Researchers have created the fastest man-made spinning object in the world, which they believe will help them study material science, quantum mechanics and the properties of vacuum.
Metallic glasses are an exciting research target, but the difficulties associated with predicting how much energy these materials release when they fracture is slowing down development of metallic glass-based products. Recently, researchers developed a way of simulating to the atomic level how metallic glasses behave as they fracture. This modeling technique could improve computer-aided materials design and help researchers determine the properties of metallic glasses. They report their findings in the Journal of Applied Physics.
A new theoretical study explains previous mystifying experimental results, in which coupled charged particles moved in exactly the opposite direction to that predicted. This apparently contradictory phenomenon is associated with the bandgap in dual-layer graphene structures, a bandgap which is very much smaller than in conventional semiconductors.
The international team of scientist of Peter the Great St. Petersburg Polytechnic University (SPbPU), Leibniz University Hannover (Leibniz Universität Hannover) and the Ioffe Institute found a way to improve nanocomposite material which opens new opportunities to use it in hydrogen economy and other industries. The study is dedicated to the composite material, a semiconductor based on titanium dioxide. Its applications are widely studied by the researchers all over the world.

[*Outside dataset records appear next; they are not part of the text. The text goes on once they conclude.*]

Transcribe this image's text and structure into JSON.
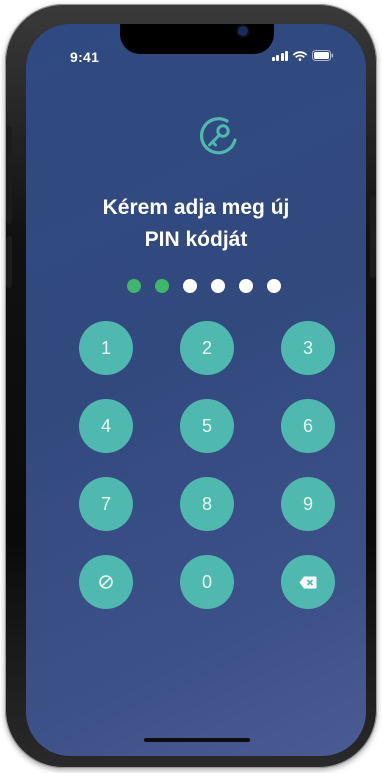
{
  "status_bar": {
    "time": "9:41"
  },
  "header": {
    "title_line1": "Kérem adja meg új",
    "title_line2": "PIN kódját"
  },
  "pin": {
    "length": 6,
    "entered": 2
  },
  "keypad": {
    "keys": [
      {
        "label": "1"
      },
      {
        "label": "2"
      },
      {
        "label": "3"
      },
      {
        "label": "4"
      },
      {
        "label": "5"
      },
      {
        "label": "6"
      },
      {
        "label": "7"
      },
      {
        "label": "8"
      },
      {
        "label": "9"
      },
      {
        "label": "",
        "icon": "cancel-icon"
      },
      {
        "label": "0"
      },
      {
        "label": "",
        "icon": "backspace-icon"
      }
    ]
  },
  "colors": {
    "background": "#32497e",
    "key": "#4fb9b0",
    "dot_filled": "#3fb76b",
    "dot_empty": "#ffffff"
  }
}
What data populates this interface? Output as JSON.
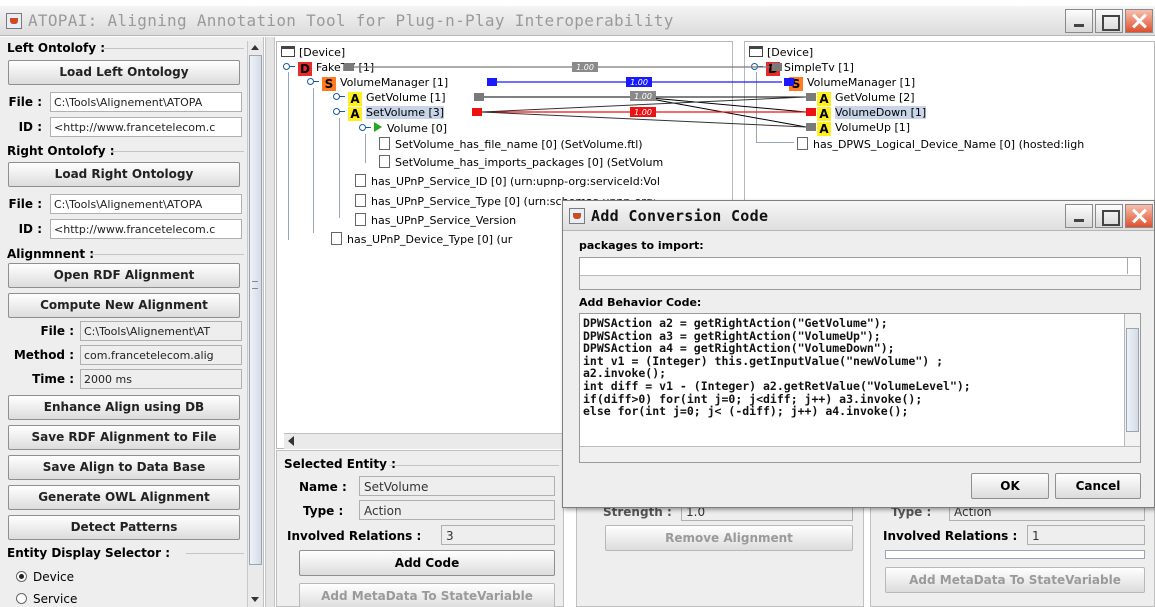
{
  "window": {
    "title": "ATOPAI: Aligning Annotation Tool for Plug-n-Play Interoperability"
  },
  "left": {
    "left_ontology_label": "Left Ontolofy :",
    "load_left": "Load Left Ontology",
    "file_label": "File :",
    "left_file": "C:\\Tools\\Alignement\\ATOPA",
    "id_label": "ID :",
    "left_id": "<http://www.francetelecom.c",
    "right_ontology_label": "Right Ontolofy :",
    "load_right": "Load Right Ontology",
    "right_file": "C:\\Tools\\Alignement\\ATOPA",
    "right_id": "<http://www.francetelecom.c",
    "alignment_label": "Alignmnent :",
    "open_rdf": "Open RDF Alignment",
    "compute": "Compute New Alignment",
    "align_file_label": "File :",
    "align_file": "C:\\Tools\\Alignement\\AT",
    "method_label": "Method :",
    "method": "com.francetelecom.alig",
    "time_label": "Time :",
    "time": "2000 ms",
    "enhance": "Enhance Align using DB",
    "save_rdf": "Save RDF Alignment to File",
    "save_db": "Save Align to Data Base",
    "gen_owl": "Generate OWL Alignment",
    "detect": "Detect Patterns",
    "entity_selector_label": "Entity Display Selector :",
    "radio_device": "Device",
    "radio_service": "Service"
  },
  "left_tree": {
    "root": "[Device]",
    "nodes": [
      {
        "badge": "D",
        "text": "FakeTV [1]"
      },
      {
        "badge": "S",
        "text": "VolumeManager [1]"
      },
      {
        "badge": "A",
        "text": "GetVolume [1]"
      },
      {
        "badge": "A",
        "text": "SetVolume [3]"
      },
      {
        "badge": "",
        "text": "Volume [0]"
      },
      {
        "badge": "",
        "text": "SetVolume_has_file_name [0] (SetVolume.ftl)"
      },
      {
        "badge": "",
        "text": "SetVolume_has_imports_packages [0] (SetVolum"
      },
      {
        "badge": "",
        "text": "has_UPnP_Service_ID [0] (urn:upnp-org:serviceId:Vol"
      },
      {
        "badge": "",
        "text": "has_UPnP_Service_Type [0] (urn:schemas-upnp-org:"
      },
      {
        "badge": "",
        "text": "has_UPnP_Service_Version"
      },
      {
        "badge": "",
        "text": "has_UPnP_Device_Type [0] (ur"
      }
    ]
  },
  "right_tree": {
    "root": "[Device]",
    "nodes": [
      {
        "badge": "D",
        "text": "SimpleTv [1]"
      },
      {
        "badge": "S",
        "text": "VolumeManager [1]"
      },
      {
        "badge": "A",
        "text": "GetVolume [2]"
      },
      {
        "badge": "A",
        "text": "VolumeDown [1]"
      },
      {
        "badge": "A",
        "text": "VolumeUp [1]"
      },
      {
        "badge": "",
        "text": "has_DPWS_Logical_Device_Name [0] (hosted:ligh"
      }
    ]
  },
  "links": {
    "device": "1.00",
    "service": "1.00",
    "getvolume": "1.00",
    "setvolume": "1.00"
  },
  "selected_entity": {
    "title": "Selected Entity :",
    "name_label": "Name :",
    "name": "SetVolume",
    "type_label": "Type :",
    "type": "Action",
    "relations_label": "Involved Relations :",
    "relations": "3",
    "add_code": "Add Code",
    "add_meta": "Add MetaData To StateVariable"
  },
  "middle_panel": {
    "strength_label": "Strength :",
    "strength": "1.0",
    "remove": "Remove Alignment"
  },
  "right_entity": {
    "type_label": "Type :",
    "type": "Action",
    "relations_label": "Involved Relations :",
    "relations": "1",
    "add_meta": "Add MetaData To StateVariable"
  },
  "dialog": {
    "title": "Add Conversion Code",
    "packages_label": "packages to import:",
    "behavior_label": "Add Behavior Code:",
    "code": "DPWSAction a2 = getRightAction(\"GetVolume\");\nDPWSAction a3 = getRightAction(\"VolumeUp\");\nDPWSAction a4 = getRightAction(\"VolumeDown\");\nint v1 = (Integer) this.getInputValue(\"newVolume\") ;\na2.invoke();\nint diff = v1 - (Integer) a2.getRetValue(\"VolumeLevel\");\nif(diff>0) for(int j=0; j<diff; j++) a3.invoke();\nelse for(int j=0; j< (-diff); j++) a4.invoke();",
    "ok": "OK",
    "cancel": "Cancel"
  },
  "colors": {
    "device": "#e82a2a",
    "service": "#ff7a20",
    "action": "#ffee22",
    "link_blue": "#1a1aff",
    "link_red": "#ee1111",
    "link_gray": "#7a7a7a"
  }
}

Studying the photochemistry has shown that ultraviolet radiation can set off harmful chemical reactions in the human body and, alternatively, can provide 'photo-protection' by dispersing extra energy. To better understand the dynamics of these photochemical processes, a group of scientists irradiated the RNA base uracil with ultraviolet light and documented its behavior on a picosecond timescale. They discuss their work this week in The Journal of Chemical Physics.

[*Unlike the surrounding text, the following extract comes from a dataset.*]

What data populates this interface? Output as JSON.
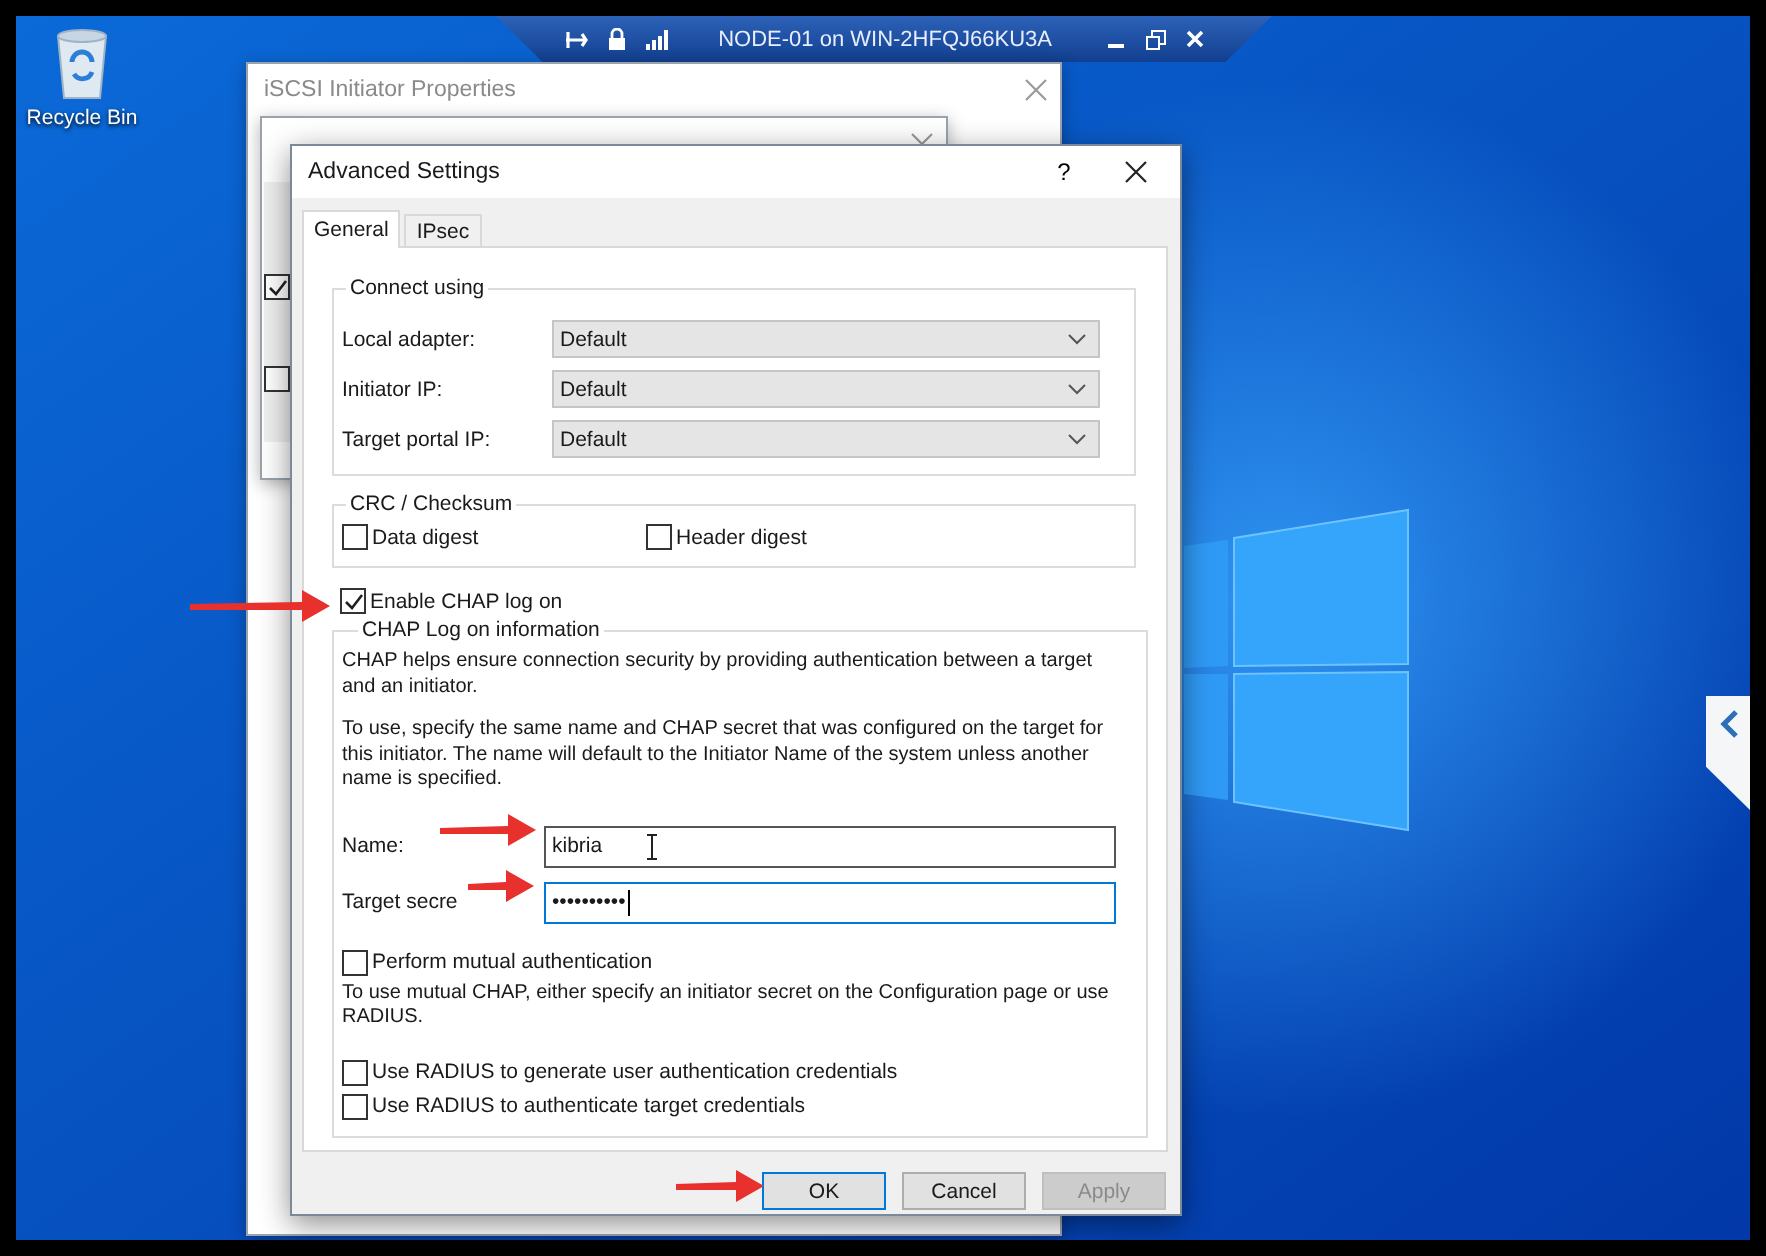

A new study by MIT and others proves Einstein is right again. The most thorough test yet finds no Lorentz violation in high-energy neutrinos.
Latest calculation based on how subatomic muons interact with all known particles comes out just in time for comparison with precision measurements at new 'Muon g-2' experiment.

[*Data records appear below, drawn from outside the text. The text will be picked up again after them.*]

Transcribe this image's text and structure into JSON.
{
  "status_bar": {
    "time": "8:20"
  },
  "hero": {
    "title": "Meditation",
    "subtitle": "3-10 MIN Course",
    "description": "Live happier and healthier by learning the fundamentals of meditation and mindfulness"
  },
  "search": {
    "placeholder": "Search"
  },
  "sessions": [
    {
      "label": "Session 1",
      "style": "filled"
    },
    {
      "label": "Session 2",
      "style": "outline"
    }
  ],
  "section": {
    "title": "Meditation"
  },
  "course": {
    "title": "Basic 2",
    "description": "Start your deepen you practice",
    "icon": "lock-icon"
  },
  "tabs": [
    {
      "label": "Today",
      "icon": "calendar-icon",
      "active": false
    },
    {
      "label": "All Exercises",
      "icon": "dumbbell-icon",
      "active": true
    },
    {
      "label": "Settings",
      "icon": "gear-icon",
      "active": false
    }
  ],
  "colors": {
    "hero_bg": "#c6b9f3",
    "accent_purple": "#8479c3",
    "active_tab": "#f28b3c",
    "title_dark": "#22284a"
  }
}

Australian scientists have achieved a new milestone in their approach to creating a quantum computer chip in silicon, demonstrating the ability to tune the control frequency of a qubit by engineering its atomic configuration. The work has been published in Science Advances.
An international team of scientists that includes UC Riverside physicist Hai-Bo Yu has imposed conditions on how dark matter may interact with ordinary matter. In the search for direct detection of dark matter, the experimental focus has been on WIMPs, or weakly interacting massive particles, the hypothetical particles thought to make up dark matter. But the research team invokes a different theory to challenge the WIMP paradigm: the self-interacting dark matter model, or SIDM.
The VERITAS array has confirmed the detection of high-energy gamma rays from the vicinity of a supermassive black hole located in a distant galaxy, TXS 0506+056. While these detections are relatively common for VERITAS, this black hole is potentially the first known astrophysical source of high-energy cosmic neutrinos, a type of ghostly subatomic particle that can be made at astrophysical sources of ultra-high energy cosmic rays.